- _EXERCISE AIM_:
Beginning with the first line below, output every record verbatim and leave out the images.

- _Web page and app entries_:
::::::::

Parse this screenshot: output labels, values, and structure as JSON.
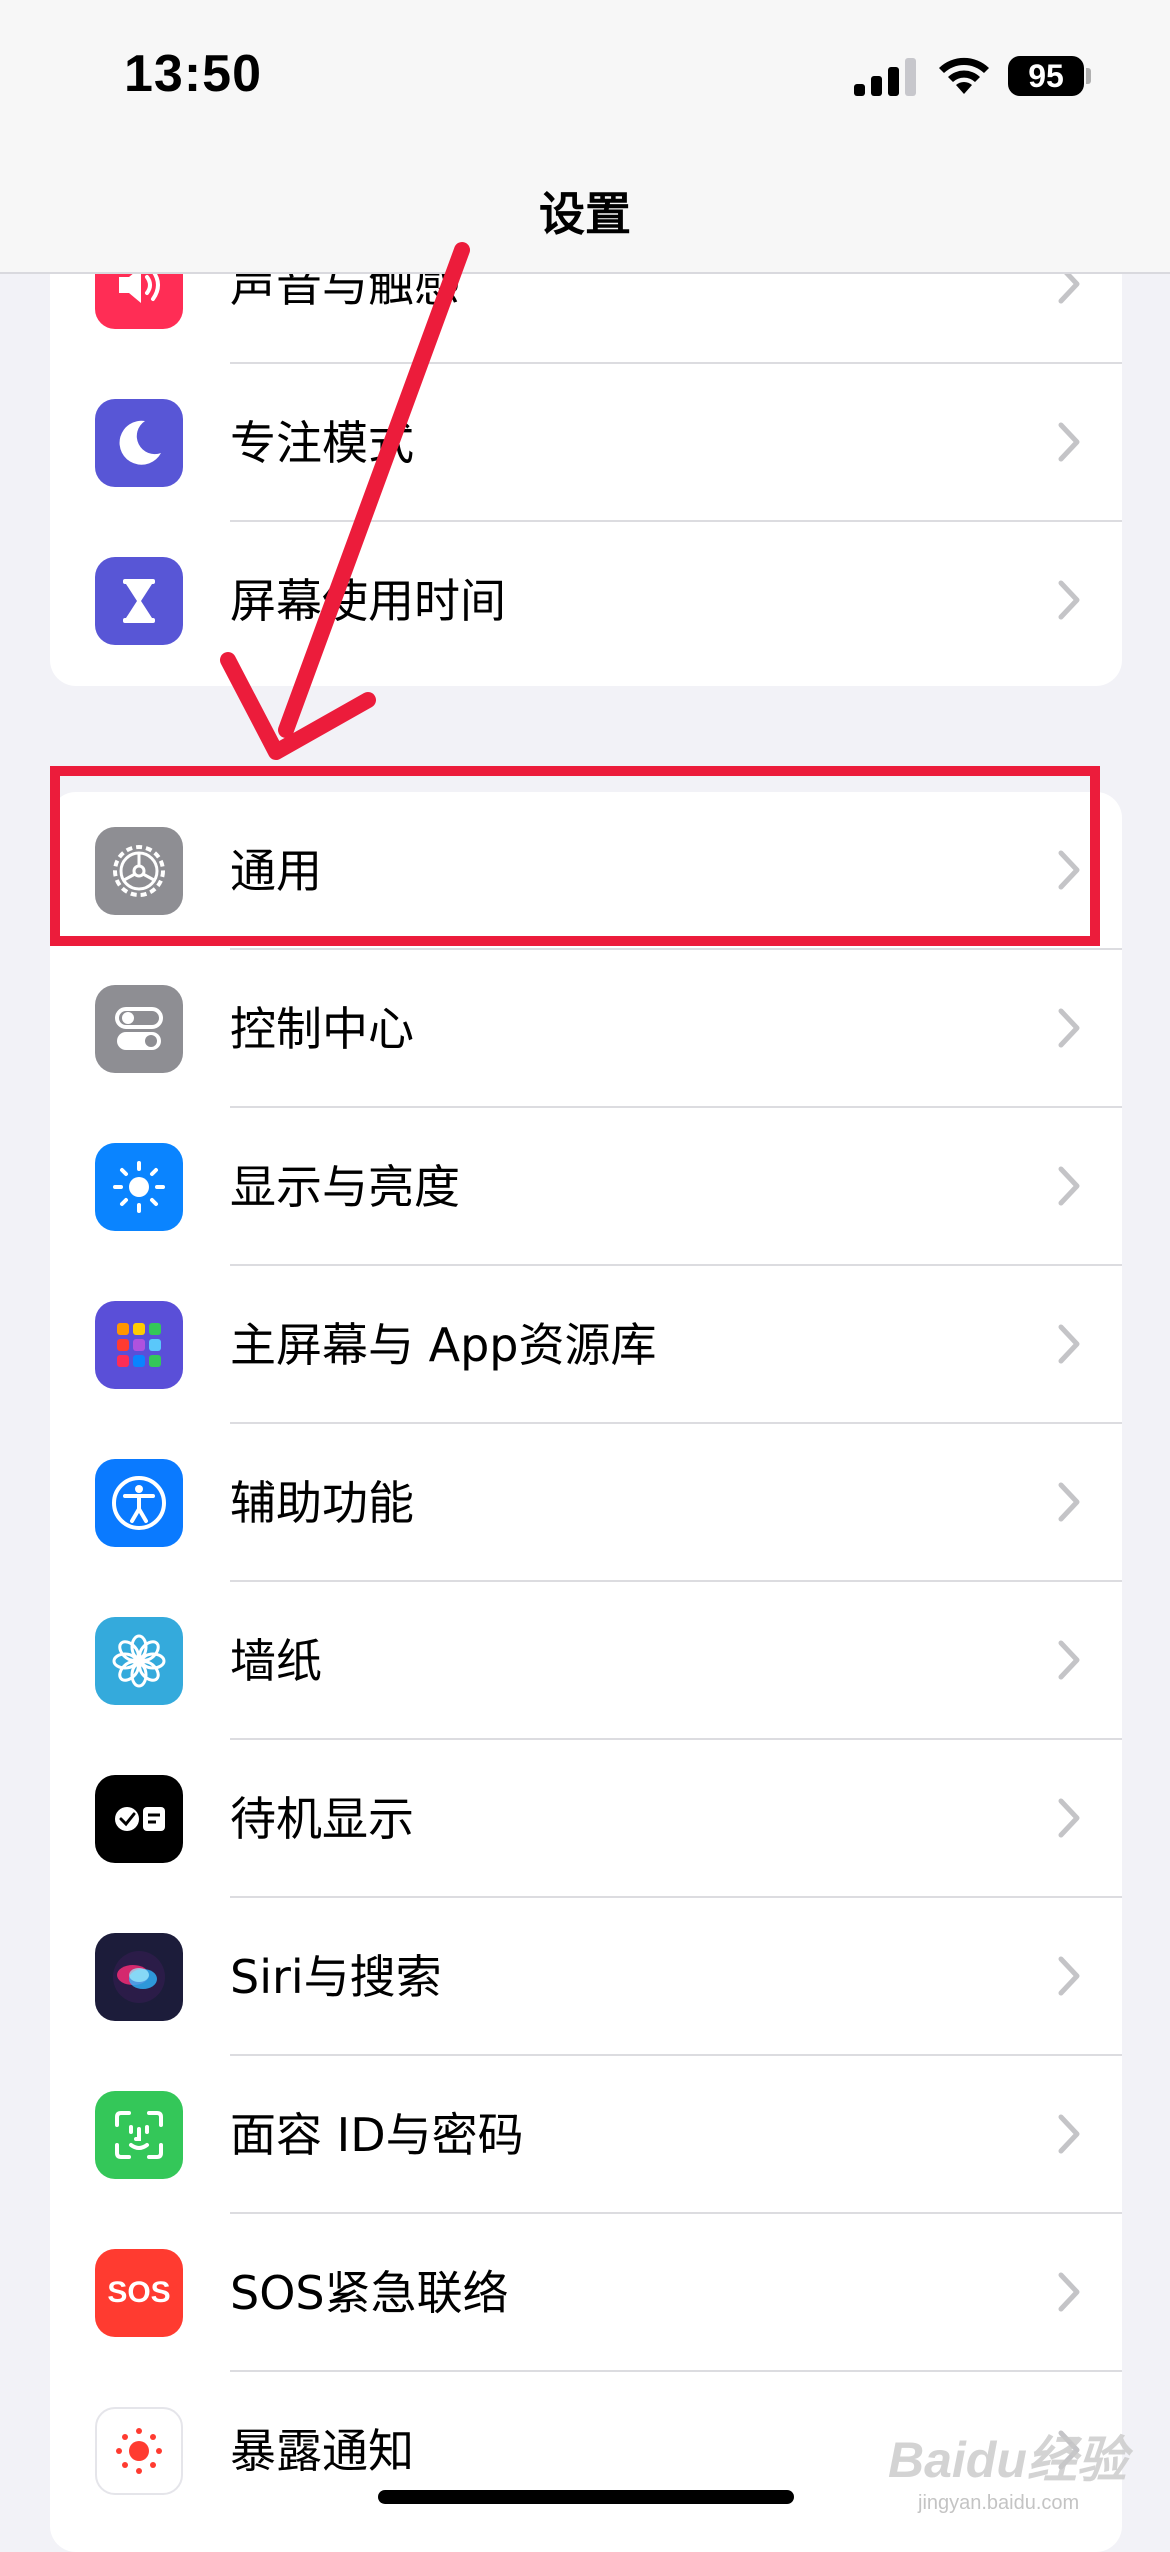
{
  "status_bar": {
    "time": "13:50",
    "battery": "95",
    "icons": [
      "cellular-signal-icon",
      "wifi-icon",
      "battery-icon"
    ]
  },
  "nav": {
    "title": "设置"
  },
  "group_top": [
    {
      "label": "声音与触感",
      "icon": "speaker-icon",
      "color": "#ff2d55"
    },
    {
      "label": "专注模式",
      "icon": "moon-icon",
      "color": "#5856d6"
    },
    {
      "label": "屏幕使用时间",
      "icon": "hourglass-icon",
      "color": "#5856d6"
    }
  ],
  "group_main": [
    {
      "label": "通用",
      "icon": "gear-icon",
      "color": "#8e8e93"
    },
    {
      "label": "控制中心",
      "icon": "toggles-icon",
      "color": "#8e8e93"
    },
    {
      "label": "显示与亮度",
      "icon": "sun-icon",
      "color": "#0a84ff"
    },
    {
      "label": "主屏幕与 App资源库",
      "icon": "app-grid-icon",
      "color": "#5a4fd8"
    },
    {
      "label": "辅助功能",
      "icon": "accessibility-icon",
      "color": "#0a7aff"
    },
    {
      "label": "墙纸",
      "icon": "flower-icon",
      "color": "#34aadc"
    },
    {
      "label": "待机显示",
      "icon": "standby-icon",
      "color": "#000000"
    },
    {
      "label": "Siri与搜索",
      "icon": "siri-icon",
      "color": "#1c1c3a"
    },
    {
      "label": "面容 ID与密码",
      "icon": "face-id-icon",
      "color": "#34c759"
    },
    {
      "label": "SOS紧急联络",
      "icon": "sos-icon",
      "color": "#ff3b30"
    },
    {
      "label": "暴露通知",
      "icon": "exposure-icon",
      "color": "#ffffff"
    }
  ],
  "sos_text": "SOS",
  "annotation": {
    "highlight_color": "#ec1c3b"
  },
  "watermark": {
    "text": "Baidu经验",
    "sub": "jingyan.baidu.com"
  }
}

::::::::

- _TASK RESPONSE_:
Parse this screenshot: output labels, values, and structure as JSON.
{
  "status_bar": {
    "time": "13:50",
    "battery": "95",
    "icons": [
      "cellular-signal-icon",
      "wifi-icon",
      "battery-icon"
    ]
  },
  "nav": {
    "title": "设置"
  },
  "group_top": [
    {
      "label": "声音与触感",
      "icon": "speaker-icon",
      "color": "#ff2d55"
    },
    {
      "label": "专注模式",
      "icon": "moon-icon",
      "color": "#5856d6"
    },
    {
      "label": "屏幕使用时间",
      "icon": "hourglass-icon",
      "color": "#5856d6"
    }
  ],
  "group_main": [
    {
      "label": "通用",
      "icon": "gear-icon",
      "color": "#8e8e93"
    },
    {
      "label": "控制中心",
      "icon": "toggles-icon",
      "color": "#8e8e93"
    },
    {
      "label": "显示与亮度",
      "icon": "sun-icon",
      "color": "#0a84ff"
    },
    {
      "label": "主屏幕与 App资源库",
      "icon": "app-grid-icon",
      "color": "#5a4fd8"
    },
    {
      "label": "辅助功能",
      "icon": "accessibility-icon",
      "color": "#0a7aff"
    },
    {
      "label": "墙纸",
      "icon": "flower-icon",
      "color": "#34aadc"
    },
    {
      "label": "待机显示",
      "icon": "standby-icon",
      "color": "#000000"
    },
    {
      "label": "Siri与搜索",
      "icon": "siri-icon",
      "color": "#1c1c3a"
    },
    {
      "label": "面容 ID与密码",
      "icon": "face-id-icon",
      "color": "#34c759"
    },
    {
      "label": "SOS紧急联络",
      "icon": "sos-icon",
      "color": "#ff3b30"
    },
    {
      "label": "暴露通知",
      "icon": "exposure-icon",
      "color": "#ffffff"
    }
  ],
  "sos_text": "SOS",
  "annotation": {
    "highlight_color": "#ec1c3b"
  },
  "watermark": {
    "text": "Baidu经验",
    "sub": "jingyan.baidu.com"
  }
}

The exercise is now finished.